> [WHAT THE TASK ASKS] The records are to be copied in their entirety, exactly as given.

^^^^^^^^

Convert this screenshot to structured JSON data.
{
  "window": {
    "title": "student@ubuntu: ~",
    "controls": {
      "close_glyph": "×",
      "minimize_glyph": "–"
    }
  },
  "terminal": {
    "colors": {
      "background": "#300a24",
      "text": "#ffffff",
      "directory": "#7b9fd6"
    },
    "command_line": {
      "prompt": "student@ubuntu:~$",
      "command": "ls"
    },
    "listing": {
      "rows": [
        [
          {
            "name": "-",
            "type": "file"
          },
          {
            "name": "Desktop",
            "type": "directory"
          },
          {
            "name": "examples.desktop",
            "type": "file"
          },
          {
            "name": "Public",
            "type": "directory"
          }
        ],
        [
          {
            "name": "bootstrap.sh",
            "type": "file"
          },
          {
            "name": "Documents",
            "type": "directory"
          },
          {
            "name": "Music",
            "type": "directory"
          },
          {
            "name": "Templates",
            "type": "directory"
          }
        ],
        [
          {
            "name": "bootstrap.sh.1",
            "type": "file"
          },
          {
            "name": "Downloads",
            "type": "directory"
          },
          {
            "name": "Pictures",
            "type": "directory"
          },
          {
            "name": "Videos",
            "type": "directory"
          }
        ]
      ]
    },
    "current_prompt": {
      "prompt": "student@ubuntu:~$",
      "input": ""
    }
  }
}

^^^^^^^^

> [YOUR SOLUTION]
Convert this screenshot to structured JSON data.
{
  "window": {
    "title": "student@ubuntu: ~",
    "controls": {
      "close_glyph": "×",
      "minimize_glyph": "–"
    }
  },
  "terminal": {
    "colors": {
      "background": "#300a24",
      "text": "#ffffff",
      "directory": "#7b9fd6"
    },
    "command_line": {
      "prompt": "student@ubuntu:~$",
      "command": "ls"
    },
    "listing": {
      "rows": [
        [
          {
            "name": "-",
            "type": "file"
          },
          {
            "name": "Desktop",
            "type": "directory"
          },
          {
            "name": "examples.desktop",
            "type": "file"
          },
          {
            "name": "Public",
            "type": "directory"
          }
        ],
        [
          {
            "name": "bootstrap.sh",
            "type": "file"
          },
          {
            "name": "Documents",
            "type": "directory"
          },
          {
            "name": "Music",
            "type": "directory"
          },
          {
            "name": "Templates",
            "type": "directory"
          }
        ],
        [
          {
            "name": "bootstrap.sh.1",
            "type": "file"
          },
          {
            "name": "Downloads",
            "type": "directory"
          },
          {
            "name": "Pictures",
            "type": "directory"
          },
          {
            "name": "Videos",
            "type": "directory"
          }
        ]
      ]
    },
    "current_prompt": {
      "prompt": "student@ubuntu:~$",
      "input": ""
    }
  }
}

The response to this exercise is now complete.